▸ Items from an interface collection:
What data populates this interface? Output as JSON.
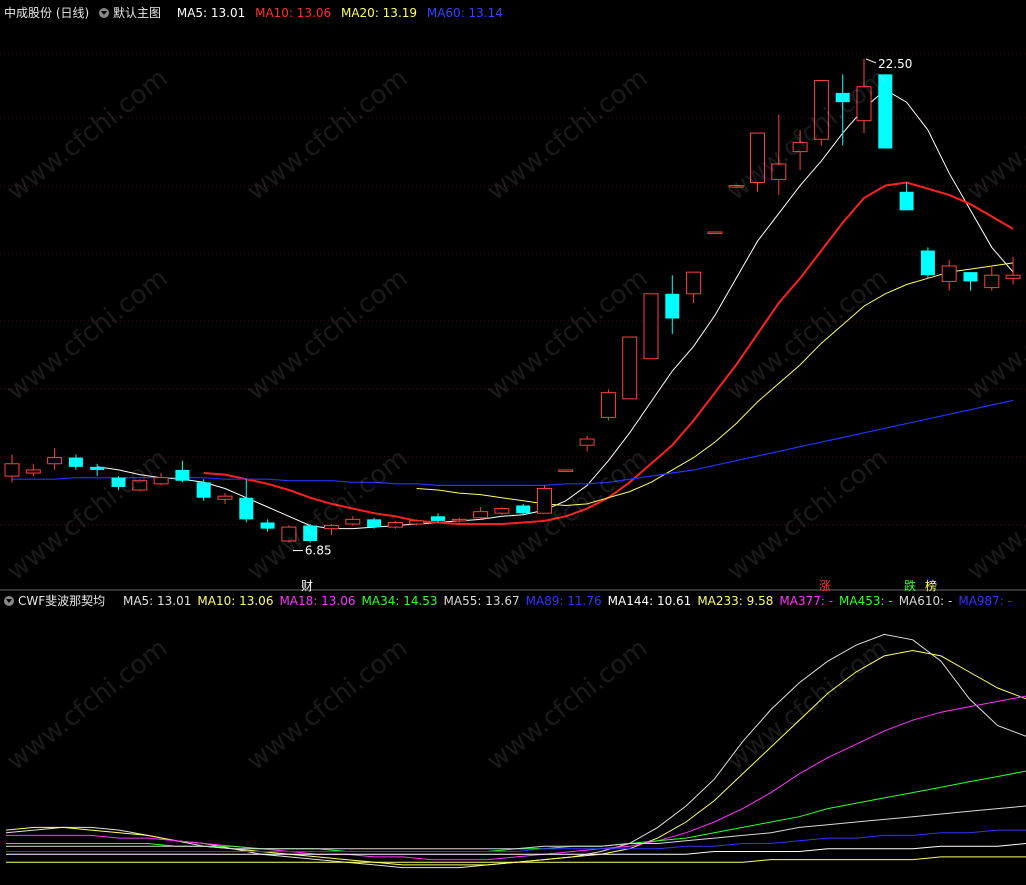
{
  "main_header": {
    "stock": "中成股份 (日线)",
    "template": "默认主图",
    "ma5": "MA5: 13.01",
    "ma10": "MA10: 13.06",
    "ma20": "MA20: 13.19",
    "ma60": "MA60: 13.14"
  },
  "sub_header": {
    "name": "CWF斐波那契均",
    "items": [
      {
        "label": "MA5: 13.01",
        "color": "#e0e0e0"
      },
      {
        "label": "MA10: 13.06",
        "color": "#ffff66"
      },
      {
        "label": "MA18: 13.06",
        "color": "#ff33ff"
      },
      {
        "label": "MA34: 14.53",
        "color": "#33ff33"
      },
      {
        "label": "MA55: 13.67",
        "color": "#d8d8d8"
      },
      {
        "label": "MA89: 11.76",
        "color": "#3333ff"
      },
      {
        "label": "MA144: 10.61",
        "color": "#ffffff"
      },
      {
        "label": "MA233: 9.58",
        "color": "#ffff66"
      },
      {
        "label": "MA377: -",
        "color": "#ff33ff"
      },
      {
        "label": "MA453: -",
        "color": "#33ff33"
      },
      {
        "label": "MA610: -",
        "color": "#d8d8d8"
      },
      {
        "label": "MA987: -",
        "color": "#3333ff"
      }
    ]
  },
  "markers": {
    "high_label": "22.50",
    "low_label": "6.85",
    "cai": "财",
    "zhang": "涨",
    "die": "跌",
    "bang": "榜"
  },
  "watermark": "www.cfchi.com",
  "colors": {
    "up": "#ff4040",
    "down": "#00ffff",
    "ma5": "#ffffff",
    "ma10": "#ff2020",
    "ma20": "#ffff66",
    "ma60": "#2233ff"
  },
  "chart_data": [
    {
      "type": "candlestick",
      "title": "中成股份 (日线)",
      "ylim": [
        5.8,
        23.5
      ],
      "candles": [
        {
          "o": 9.0,
          "c": 9.4,
          "h": 9.7,
          "l": 8.8
        },
        {
          "o": 9.1,
          "c": 9.2,
          "h": 9.4,
          "l": 9.0
        },
        {
          "o": 9.4,
          "c": 9.6,
          "h": 9.9,
          "l": 9.2
        },
        {
          "o": 9.6,
          "c": 9.3,
          "h": 9.7,
          "l": 9.2
        },
        {
          "o": 9.3,
          "c": 9.2,
          "h": 9.4,
          "l": 9.0
        },
        {
          "o": 8.95,
          "c": 8.65,
          "h": 9.0,
          "l": 8.55
        },
        {
          "o": 8.55,
          "c": 8.85,
          "h": 8.9,
          "l": 8.5
        },
        {
          "o": 8.75,
          "c": 8.95,
          "h": 9.1,
          "l": 8.7
        },
        {
          "o": 9.2,
          "c": 8.85,
          "h": 9.5,
          "l": 8.8
        },
        {
          "o": 8.8,
          "c": 8.3,
          "h": 8.9,
          "l": 8.2
        },
        {
          "o": 8.25,
          "c": 8.35,
          "h": 8.45,
          "l": 8.1
        },
        {
          "o": 8.3,
          "c": 7.6,
          "h": 8.9,
          "l": 7.5
        },
        {
          "o": 7.5,
          "c": 7.3,
          "h": 7.6,
          "l": 7.2
        },
        {
          "o": 6.9,
          "c": 7.35,
          "h": 7.4,
          "l": 6.85
        },
        {
          "o": 7.4,
          "c": 6.9,
          "h": 7.45,
          "l": 6.85
        },
        {
          "o": 7.3,
          "c": 7.4,
          "h": 7.45,
          "l": 7.1
        },
        {
          "o": 7.45,
          "c": 7.6,
          "h": 7.7,
          "l": 7.4
        },
        {
          "o": 7.6,
          "c": 7.35,
          "h": 7.65,
          "l": 7.3
        },
        {
          "o": 7.35,
          "c": 7.5,
          "h": 7.55,
          "l": 7.3
        },
        {
          "o": 7.45,
          "c": 7.55,
          "h": 7.6,
          "l": 7.4
        },
        {
          "o": 7.7,
          "c": 7.55,
          "h": 7.8,
          "l": 7.5
        },
        {
          "o": 7.55,
          "c": 7.6,
          "h": 7.65,
          "l": 7.5
        },
        {
          "o": 7.65,
          "c": 7.85,
          "h": 8.0,
          "l": 7.6
        },
        {
          "o": 7.8,
          "c": 7.95,
          "h": 8.0,
          "l": 7.75
        },
        {
          "o": 8.05,
          "c": 7.8,
          "h": 8.1,
          "l": 7.75
        },
        {
          "o": 7.8,
          "c": 8.6,
          "h": 8.7,
          "l": 7.8
        },
        {
          "o": 9.2,
          "c": 9.2,
          "h": 9.2,
          "l": 9.2
        },
        {
          "o": 10.0,
          "c": 10.2,
          "h": 10.3,
          "l": 9.8
        },
        {
          "o": 10.9,
          "c": 11.7,
          "h": 11.8,
          "l": 10.8
        },
        {
          "o": 11.5,
          "c": 13.5,
          "h": 13.5,
          "l": 11.5
        },
        {
          "o": 12.8,
          "c": 14.9,
          "h": 14.9,
          "l": 12.8
        },
        {
          "o": 14.9,
          "c": 14.1,
          "h": 15.5,
          "l": 13.6
        },
        {
          "o": 14.9,
          "c": 15.6,
          "h": 15.6,
          "l": 14.6
        },
        {
          "o": 16.9,
          "c": 16.9,
          "h": 16.9,
          "l": 16.9
        },
        {
          "o": 18.4,
          "c": 18.4,
          "h": 18.4,
          "l": 18.4
        },
        {
          "o": 18.5,
          "c": 20.1,
          "h": 20.1,
          "l": 18.2
        },
        {
          "o": 18.6,
          "c": 19.1,
          "h": 20.7,
          "l": 18.1
        },
        {
          "o": 19.5,
          "c": 19.8,
          "h": 20.2,
          "l": 18.9
        },
        {
          "o": 19.9,
          "c": 21.8,
          "h": 21.8,
          "l": 19.7
        },
        {
          "o": 21.4,
          "c": 21.1,
          "h": 22.0,
          "l": 19.7
        },
        {
          "o": 20.5,
          "c": 21.6,
          "h": 22.5,
          "l": 20.1
        },
        {
          "o": 22.0,
          "c": 19.6,
          "h": 22.0,
          "l": 19.6
        },
        {
          "o": 18.2,
          "c": 17.6,
          "h": 18.5,
          "l": 17.6
        },
        {
          "o": 16.3,
          "c": 15.5,
          "h": 16.4,
          "l": 15.4
        },
        {
          "o": 15.3,
          "c": 15.8,
          "h": 16.0,
          "l": 15.0
        },
        {
          "o": 15.6,
          "c": 15.3,
          "h": 15.6,
          "l": 15.0
        },
        {
          "o": 15.1,
          "c": 15.5,
          "h": 15.8,
          "l": 15.0
        },
        {
          "o": 15.4,
          "c": 15.5,
          "h": 16.1,
          "l": 15.2
        }
      ],
      "series": [
        {
          "name": "MA5",
          "color": "#ffffff",
          "values": [
            null,
            null,
            null,
            null,
            9.3,
            9.2,
            9.05,
            8.95,
            8.9,
            8.8,
            8.6,
            8.3,
            8.0,
            7.7,
            7.4,
            7.3,
            7.3,
            7.35,
            7.4,
            7.45,
            7.5,
            7.55,
            7.6,
            7.7,
            7.75,
            7.9,
            8.2,
            8.7,
            9.5,
            10.4,
            11.4,
            12.4,
            13.2,
            14.2,
            15.4,
            16.6,
            17.5,
            18.4,
            19.2,
            20.1,
            20.9,
            21.5,
            21.1,
            20.2,
            18.8,
            17.6,
            16.4,
            15.6
          ]
        },
        {
          "name": "MA10",
          "color": "#ff2020",
          "values": [
            null,
            null,
            null,
            null,
            null,
            null,
            null,
            null,
            null,
            9.1,
            9.05,
            8.9,
            8.75,
            8.55,
            8.3,
            8.1,
            7.95,
            7.8,
            7.7,
            7.55,
            7.5,
            7.45,
            7.45,
            7.45,
            7.5,
            7.55,
            7.7,
            7.95,
            8.3,
            8.8,
            9.4,
            10.0,
            10.8,
            11.7,
            12.6,
            13.6,
            14.6,
            15.4,
            16.3,
            17.2,
            18.0,
            18.4,
            18.5,
            18.3,
            18.1,
            17.8,
            17.4,
            17.0
          ]
        },
        {
          "name": "MA20",
          "color": "#ffff66",
          "values": [
            null,
            null,
            null,
            null,
            null,
            null,
            null,
            null,
            null,
            null,
            null,
            null,
            null,
            null,
            null,
            null,
            null,
            null,
            null,
            8.6,
            8.55,
            8.45,
            8.4,
            8.3,
            8.2,
            8.1,
            8.05,
            8.1,
            8.3,
            8.5,
            8.8,
            9.2,
            9.6,
            10.1,
            10.7,
            11.4,
            12.0,
            12.6,
            13.3,
            13.9,
            14.5,
            14.9,
            15.2,
            15.4,
            15.6,
            15.7,
            15.8,
            15.9
          ]
        },
        {
          "name": "MA60",
          "color": "#2233ff",
          "values": [
            8.9,
            8.9,
            8.9,
            8.95,
            8.95,
            8.95,
            8.95,
            8.95,
            8.95,
            8.95,
            8.9,
            8.9,
            8.9,
            8.85,
            8.85,
            8.85,
            8.8,
            8.8,
            8.75,
            8.75,
            8.7,
            8.7,
            8.7,
            8.7,
            8.7,
            8.7,
            8.75,
            8.75,
            8.8,
            8.9,
            9.0,
            9.1,
            9.2,
            9.35,
            9.5,
            9.65,
            9.8,
            9.95,
            10.1,
            10.25,
            10.4,
            10.55,
            10.7,
            10.85,
            11.0,
            11.15,
            11.3,
            11.45
          ]
        }
      ]
    },
    {
      "type": "line",
      "title": "CWF斐波那契均",
      "ylim": [
        0,
        100
      ],
      "series": [
        {
          "name": "MA5",
          "color": "#e0e0e0",
          "values": [
            18,
            19,
            20,
            20,
            19,
            17,
            15,
            13,
            12,
            10,
            9,
            8,
            7,
            6,
            5,
            5,
            5,
            6,
            7,
            8,
            9,
            11,
            14,
            20,
            28,
            38,
            52,
            64,
            74,
            82,
            88,
            92,
            90,
            82,
            68,
            58,
            54
          ]
        },
        {
          "name": "MA10",
          "color": "#ffff66",
          "values": [
            19,
            20,
            20,
            19,
            18,
            17,
            15,
            14,
            12,
            11,
            10,
            9,
            8,
            7,
            6,
            6,
            6,
            6,
            7,
            8,
            9,
            10,
            12,
            16,
            22,
            30,
            40,
            50,
            60,
            70,
            78,
            84,
            86,
            84,
            78,
            72,
            68
          ]
        },
        {
          "name": "MA18",
          "color": "#ff33ff",
          "values": [
            17,
            17,
            17,
            17,
            16,
            16,
            15,
            14,
            13,
            12,
            11,
            10,
            10,
            9,
            9,
            8,
            8,
            8,
            9,
            10,
            11,
            12,
            13,
            15,
            18,
            22,
            27,
            33,
            40,
            46,
            51,
            56,
            60,
            63,
            65,
            67,
            69
          ]
        },
        {
          "name": "MA34",
          "color": "#33ff33",
          "values": [
            14,
            14,
            14,
            14,
            14,
            14,
            13,
            13,
            13,
            12,
            12,
            12,
            11,
            11,
            11,
            11,
            11,
            11,
            12,
            12,
            13,
            13,
            14,
            15,
            16,
            18,
            20,
            22,
            24,
            27,
            29,
            31,
            33,
            35,
            37,
            39,
            41
          ]
        },
        {
          "name": "MA55",
          "color": "#d8d8d8",
          "values": [
            13,
            13,
            13,
            13,
            13,
            13,
            13,
            13,
            12,
            12,
            12,
            12,
            12,
            12,
            12,
            12,
            12,
            12,
            12,
            13,
            13,
            13,
            14,
            14,
            15,
            16,
            17,
            18,
            20,
            21,
            22,
            23,
            24,
            25,
            26,
            27,
            28
          ]
        },
        {
          "name": "MA89",
          "color": "#3333ff",
          "values": [
            11,
            11,
            11,
            11,
            11,
            11,
            11,
            11,
            11,
            11,
            11,
            11,
            11,
            11,
            11,
            11,
            11,
            11,
            11,
            12,
            12,
            12,
            12,
            12,
            13,
            13,
            14,
            14,
            15,
            16,
            16,
            17,
            17,
            18,
            18,
            19,
            19
          ]
        },
        {
          "name": "MA144",
          "color": "#ffffff",
          "values": [
            10,
            10,
            10,
            10,
            10,
            10,
            10,
            10,
            10,
            10,
            10,
            10,
            10,
            10,
            10,
            10,
            10,
            10,
            10,
            10,
            10,
            10,
            10,
            10,
            10,
            11,
            11,
            11,
            11,
            12,
            12,
            12,
            12,
            13,
            13,
            13,
            14
          ]
        },
        {
          "name": "MA233",
          "color": "#ffff66",
          "values": [
            7,
            7,
            7,
            7,
            7,
            7,
            7,
            7,
            7,
            7,
            7,
            7,
            7,
            7,
            7,
            7,
            7,
            7,
            7,
            7,
            7,
            7,
            7,
            7,
            7,
            7,
            7,
            8,
            8,
            8,
            8,
            8,
            8,
            9,
            9,
            9,
            9
          ]
        }
      ]
    }
  ]
}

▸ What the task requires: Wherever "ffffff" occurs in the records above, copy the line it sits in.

▸ Task answer:
        "color": "#ffffff"
    "ma5": "#ffffff",
          "color": "#ffffff",
          "color": "#ffffff",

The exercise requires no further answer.